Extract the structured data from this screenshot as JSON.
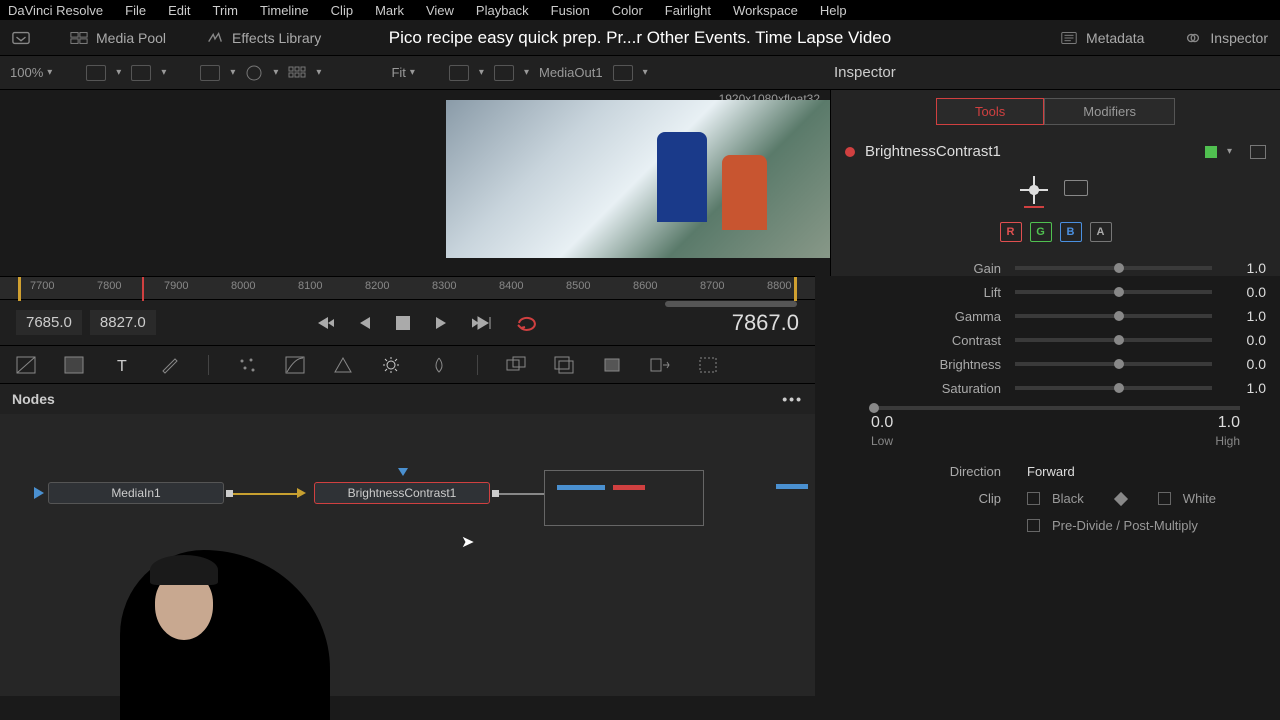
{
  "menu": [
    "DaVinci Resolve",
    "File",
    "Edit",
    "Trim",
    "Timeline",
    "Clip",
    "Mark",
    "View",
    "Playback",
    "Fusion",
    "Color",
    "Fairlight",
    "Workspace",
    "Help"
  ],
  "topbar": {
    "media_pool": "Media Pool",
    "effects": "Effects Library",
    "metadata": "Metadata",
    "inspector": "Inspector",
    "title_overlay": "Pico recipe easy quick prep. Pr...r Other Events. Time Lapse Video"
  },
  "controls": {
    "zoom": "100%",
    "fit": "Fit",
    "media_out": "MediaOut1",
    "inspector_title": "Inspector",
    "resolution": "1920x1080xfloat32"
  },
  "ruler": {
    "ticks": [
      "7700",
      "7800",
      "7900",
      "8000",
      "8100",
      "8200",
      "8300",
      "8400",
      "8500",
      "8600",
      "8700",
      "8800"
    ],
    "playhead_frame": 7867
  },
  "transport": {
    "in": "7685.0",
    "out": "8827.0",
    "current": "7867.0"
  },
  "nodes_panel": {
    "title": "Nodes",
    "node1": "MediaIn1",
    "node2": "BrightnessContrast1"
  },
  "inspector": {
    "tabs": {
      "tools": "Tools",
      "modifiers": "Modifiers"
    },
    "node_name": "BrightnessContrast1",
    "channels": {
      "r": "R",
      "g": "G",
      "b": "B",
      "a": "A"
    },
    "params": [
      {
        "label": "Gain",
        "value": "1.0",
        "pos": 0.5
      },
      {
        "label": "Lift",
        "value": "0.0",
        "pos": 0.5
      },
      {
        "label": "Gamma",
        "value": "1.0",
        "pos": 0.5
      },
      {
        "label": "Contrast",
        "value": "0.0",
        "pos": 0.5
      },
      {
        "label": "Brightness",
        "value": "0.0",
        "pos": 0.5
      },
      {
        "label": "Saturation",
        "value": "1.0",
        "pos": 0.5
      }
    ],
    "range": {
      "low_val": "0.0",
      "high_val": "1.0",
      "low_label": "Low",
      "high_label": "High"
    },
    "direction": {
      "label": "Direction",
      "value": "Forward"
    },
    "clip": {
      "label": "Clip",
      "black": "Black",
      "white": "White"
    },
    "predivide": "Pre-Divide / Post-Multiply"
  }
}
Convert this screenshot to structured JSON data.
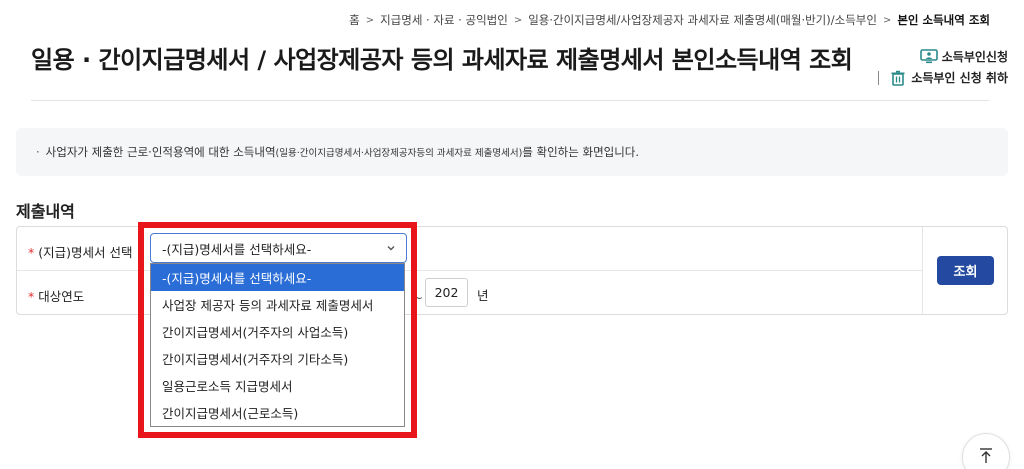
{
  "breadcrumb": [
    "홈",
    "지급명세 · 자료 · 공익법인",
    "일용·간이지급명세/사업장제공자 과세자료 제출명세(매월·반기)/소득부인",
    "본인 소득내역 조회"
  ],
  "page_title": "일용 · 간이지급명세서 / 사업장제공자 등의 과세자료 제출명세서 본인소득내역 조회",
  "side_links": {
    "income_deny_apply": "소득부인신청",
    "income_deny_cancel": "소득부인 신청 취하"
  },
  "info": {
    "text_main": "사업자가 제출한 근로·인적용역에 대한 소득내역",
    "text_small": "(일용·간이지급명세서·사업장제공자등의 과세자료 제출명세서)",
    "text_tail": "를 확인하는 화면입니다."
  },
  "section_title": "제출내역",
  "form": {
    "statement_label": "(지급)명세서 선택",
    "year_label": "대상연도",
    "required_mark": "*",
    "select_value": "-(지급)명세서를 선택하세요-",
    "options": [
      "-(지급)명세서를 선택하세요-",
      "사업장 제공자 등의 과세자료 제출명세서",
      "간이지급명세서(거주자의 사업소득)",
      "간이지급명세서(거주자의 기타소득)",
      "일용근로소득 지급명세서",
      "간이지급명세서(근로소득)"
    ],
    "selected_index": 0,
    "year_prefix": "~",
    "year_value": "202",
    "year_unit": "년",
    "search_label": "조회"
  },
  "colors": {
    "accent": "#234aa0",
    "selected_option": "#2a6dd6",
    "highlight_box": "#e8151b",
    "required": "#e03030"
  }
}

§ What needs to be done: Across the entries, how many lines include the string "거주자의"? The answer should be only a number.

§ Solution: 2